When the Zero Tolerance campaign against violence in the NHS was launched in 1999, very few people thought it would relate to mental health services. However, the campaign was timely and coincided in a movement towards not accepting violence as an everyday, unavoidable reality of mental health services. This change in values has seen an increase in the belief that more can and should be done to reduce the rates of violence and aggression. Although services may not be able to stop or anticipate all incidents of violence, they certainly should not tolerate violent behaviour.
In addition, we would reiterate that effective risk assessment and management prior to imminent violence is vital in prevention. Evidence from randomised controlled trials is emerging, showing that aggressive incidents can be reduced significantly through structured risk assessment (van de Sande et al, 2011; Abderhalden et al, 2008).

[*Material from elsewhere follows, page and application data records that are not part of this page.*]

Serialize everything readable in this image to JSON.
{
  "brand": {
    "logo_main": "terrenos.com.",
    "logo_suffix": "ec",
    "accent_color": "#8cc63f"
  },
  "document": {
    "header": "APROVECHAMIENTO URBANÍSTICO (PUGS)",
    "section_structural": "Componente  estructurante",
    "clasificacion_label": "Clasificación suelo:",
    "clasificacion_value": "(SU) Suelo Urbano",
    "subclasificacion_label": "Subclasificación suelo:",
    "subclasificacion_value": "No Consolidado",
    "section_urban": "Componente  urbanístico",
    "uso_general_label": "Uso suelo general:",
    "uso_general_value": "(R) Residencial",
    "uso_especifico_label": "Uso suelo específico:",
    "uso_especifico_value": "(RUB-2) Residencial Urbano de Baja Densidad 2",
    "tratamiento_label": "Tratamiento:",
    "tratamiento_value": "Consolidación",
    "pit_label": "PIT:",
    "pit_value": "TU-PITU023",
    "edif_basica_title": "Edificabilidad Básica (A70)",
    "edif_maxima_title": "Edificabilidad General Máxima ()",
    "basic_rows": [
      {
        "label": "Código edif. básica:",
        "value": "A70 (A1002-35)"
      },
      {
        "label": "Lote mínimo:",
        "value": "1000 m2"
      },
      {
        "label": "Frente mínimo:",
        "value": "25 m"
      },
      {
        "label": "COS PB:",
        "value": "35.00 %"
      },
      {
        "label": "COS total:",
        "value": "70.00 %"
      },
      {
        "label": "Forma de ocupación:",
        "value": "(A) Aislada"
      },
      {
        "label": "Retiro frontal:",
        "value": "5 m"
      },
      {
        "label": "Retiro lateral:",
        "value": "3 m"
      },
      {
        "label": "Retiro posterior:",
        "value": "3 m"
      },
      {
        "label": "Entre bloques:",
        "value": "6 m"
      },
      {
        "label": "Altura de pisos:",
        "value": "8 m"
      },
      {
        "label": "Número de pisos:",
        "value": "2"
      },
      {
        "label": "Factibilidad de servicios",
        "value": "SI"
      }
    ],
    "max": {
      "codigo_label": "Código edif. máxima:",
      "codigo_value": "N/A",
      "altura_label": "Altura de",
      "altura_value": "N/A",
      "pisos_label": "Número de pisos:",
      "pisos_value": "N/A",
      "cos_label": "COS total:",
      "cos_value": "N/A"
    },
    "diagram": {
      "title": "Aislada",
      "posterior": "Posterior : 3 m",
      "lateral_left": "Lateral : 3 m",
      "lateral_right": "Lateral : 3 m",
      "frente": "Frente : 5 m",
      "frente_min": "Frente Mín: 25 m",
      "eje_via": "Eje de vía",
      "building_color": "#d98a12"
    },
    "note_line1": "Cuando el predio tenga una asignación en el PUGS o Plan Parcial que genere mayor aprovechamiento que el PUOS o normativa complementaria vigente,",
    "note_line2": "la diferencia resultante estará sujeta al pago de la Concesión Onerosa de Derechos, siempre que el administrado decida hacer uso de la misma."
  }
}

Prevention of violence
Containment v. Engagement
Traditional thinking has often included the notion that increasing containment interventions by staff and restrictive regimes produces safer environments and decreases disturbance. In contrast to this logic, Bowers et al (2006) in a multicentre study in several European cities found that the delivery of ‘containment’ interventions by staff did not produce a proportional reduction in disturbance. Positive engagement over observation and activity over boredom are being increasingly recognised as highly effective concepts in producing dramatically reduced levels of aggression.
Any successful method of engagement over containment needs to include a strong emphasis on a programme of structured activity in conjunction with an appropriate risk assessment. This should be delivered in a consistent fashion and facilitated both on and away from the ward environment. Successful interaction and positive engagement within a framework and in a setting that allows for safe observation are key characteristics central to reducing violent incidents. Ward regimes
In 1999, the Standing Nursing and Midwifery Advisory Committee produced a report in response to published and damming accounts of boredom and inactivity in mental health in-patient hospitals, and gave persuasive accounts of how this is related to disturbance. Subsequent guidance from NICE, the Royal College of Psychiatrists, the Department of Health and Star Wards has recommended the provision of recovery-focused meaningful activity in mental health in-patient settings (Department of Health, 2001; National Institute for Health and Clinical Excellence, 2005; Janner, 2006; Cresswell & Beavon, 2010).